The lady was offering quite a few of colours, dyes and art supplies. I hope she didn’t have to relocate or downsize, but she was just tidying up her home. I didn’t want to be nosey and ask…

Back to the main topic, I’ve long been curious about natural dyes. The only experience with them was in my teens when I used some walnut powder to dye the dark squares of a chess board I was making.

I’d love to try them again. Two things hold me back though: lack of space and the desire to avoid any harsh chemicals. So I’ll need to do a bit of reading on the best way for me to fast the colours. And then I may need to wait to have space somewhere at some point to do the process.

This is what I was kindly given:

  • madder
  • quebracho red
  • pomegranate
  • logwood purple
  • teal
  • indigo? (unlabelled blue powder)
  • woad
  • Brazil wood chips
  • cutch
  • sorghum
  • old fustic
  • cochineal
  • some unused packets of tannic acid and cream of tartar

If you have advice on easy and gentle dyeing, please do let me know 🙂

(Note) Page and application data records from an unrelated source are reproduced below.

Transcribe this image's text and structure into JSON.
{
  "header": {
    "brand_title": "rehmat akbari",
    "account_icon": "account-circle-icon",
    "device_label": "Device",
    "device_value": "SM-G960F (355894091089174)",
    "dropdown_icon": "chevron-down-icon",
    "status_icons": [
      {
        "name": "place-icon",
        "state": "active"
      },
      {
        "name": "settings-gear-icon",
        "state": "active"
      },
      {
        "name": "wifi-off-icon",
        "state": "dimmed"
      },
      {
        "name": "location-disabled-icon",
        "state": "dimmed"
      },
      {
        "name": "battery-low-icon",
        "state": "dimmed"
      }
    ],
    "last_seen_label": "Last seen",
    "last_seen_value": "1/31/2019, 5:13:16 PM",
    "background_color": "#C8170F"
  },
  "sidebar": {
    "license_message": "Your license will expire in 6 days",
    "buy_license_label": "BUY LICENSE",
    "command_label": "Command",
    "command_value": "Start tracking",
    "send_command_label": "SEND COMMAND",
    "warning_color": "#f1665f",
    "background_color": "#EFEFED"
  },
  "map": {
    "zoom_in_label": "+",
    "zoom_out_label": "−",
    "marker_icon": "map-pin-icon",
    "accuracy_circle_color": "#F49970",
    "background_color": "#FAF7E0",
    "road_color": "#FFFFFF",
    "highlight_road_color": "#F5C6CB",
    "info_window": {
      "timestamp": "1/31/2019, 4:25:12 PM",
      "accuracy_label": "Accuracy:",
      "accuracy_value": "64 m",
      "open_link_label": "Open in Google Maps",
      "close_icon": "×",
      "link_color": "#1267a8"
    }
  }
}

PS I’ve just learnt that off Freecycle (wikipedia link), a new non-profit organisation was born in the UK: Freegle (wikipedia link). I think I’ll join them too!

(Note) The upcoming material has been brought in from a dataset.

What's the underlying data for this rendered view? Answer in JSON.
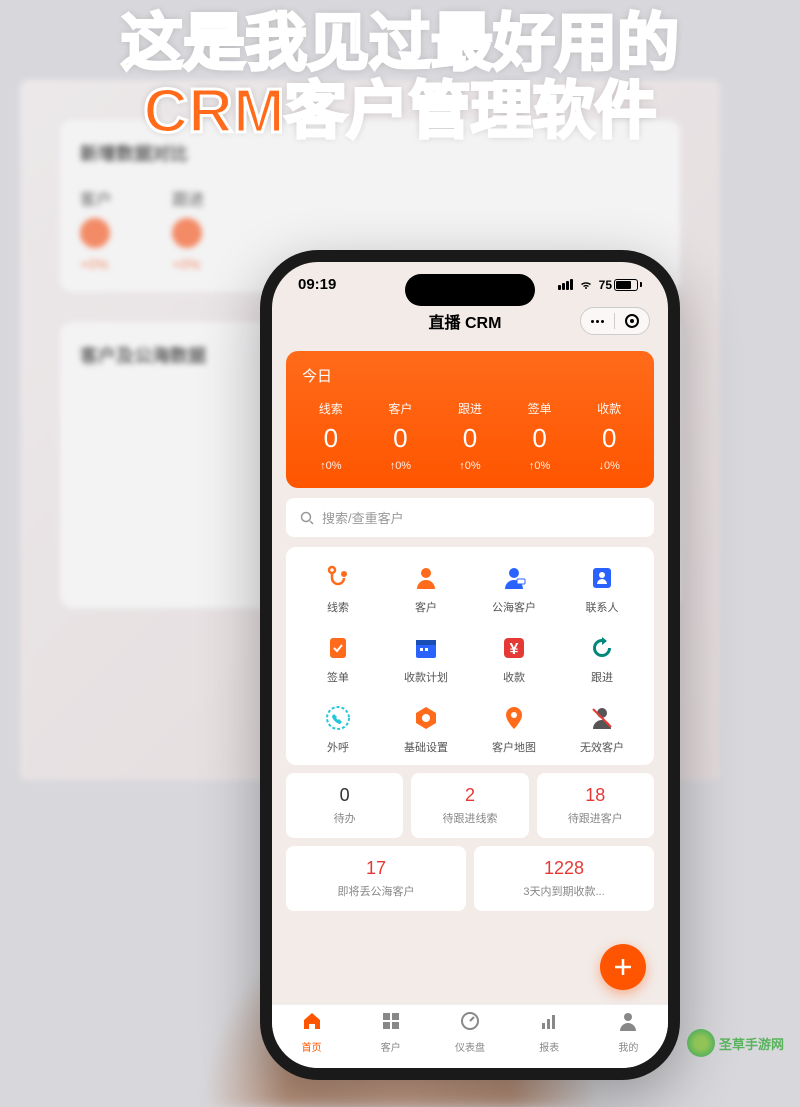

Yarn shopping

Recently I had a bit of a hard and tiring weekend dealing with teenaged relatives…and it left me with a bit of a weird mood.

On Sunday I was in a state that made me feel like doing a stint at yarn shopping (totally unneeded! Obviously).

So off I went, without the other half, to the LYS Loop in London.

They have a nice range of beautiful yarns, albeit rather expensive 😉

So this therapy session wasted a good deal of money. Luckily it doesn’t happen often!!!

Here”s a pic of the haul:

After filling up my basket with pretty yarns, I browsed through books and single patterns.

Loop’s Zabadoo shawl looks very nice – who knows what I will do with so many shawls…. if I knit it it will be with yarn from my collection as I dint fancy the colour combinations and really don’t need to spend £££ on a shawl!

At the shop they had a sample of the Oak Knot beanie knit in the very same shade as the one I was buying (like the one also pictured in the pattern) and the comfortable fit was perfect for my liking (I dislike tight beanies) and large head! So I grabbed that one too, because I yet don’t have enough patterns (lol)

And the skeins in details…

Eden Cottage Yarns Bowland DK in Yassop (British yarn):

La Bien Aimee Merino Singles in Sosu:

The Uncommon Thread BFL Light DK in Citrus Peel (orange) and Fern (green) – another British yarn:

Madeline Tosh Tosh DK in Deep (blue) and Patagonia (light blue):

Well, was adding yarn to my collection sensible? I don’t think so.

Did I feel better after the shopping “therapy”? Somewhat.

So maybe, while not rational, it was a good thing to do (one-off). My wallet tells me that it disagrees…

Next, some natural dyes and maybe new projects (or at least preparations for them)

Little Bird is growing

The Nurmilintu shawl (a little bird, alas a wee child, lullaby in Finnish) hit a standstill some time ago because there was a mistake in the stitches quite a while below.

After long pondering I decided to incorporate that as a “feature”. I didn’t fancy unraveling because the yarn is really slippery and thin, which most probably would result in me having to frog it all!

The shawl is for myself and I don’t mind this feature too much, I hope. This is how it looks after the first lace repeat:

I was happy to see progress after the standstill… when I realised that I may be short of yarn… eek!

I tried to couple the current yarn with others in my “collection” but the only one that seems to match the shades, albeit rather lighter in tones, is The Little Grey Sheep Hampshire, of which I had three mini skeins. This is a swatch next to the main knit (the most accurate colours are shown in the second photo):

It looks ok, but I’m not 100% convinced. What do you think?

Alternatively, I’ll be playing the yarn-chicken game, which I wouldn’t mind, being it not for the prospect of unravelling back some section to then include the new yarn – which I really wouldn’t want to do (it would be difficult to unravel this yarn safely).

So what do I do??

Next time, of yarn shopping therapy (terrible, I know) and natural dyes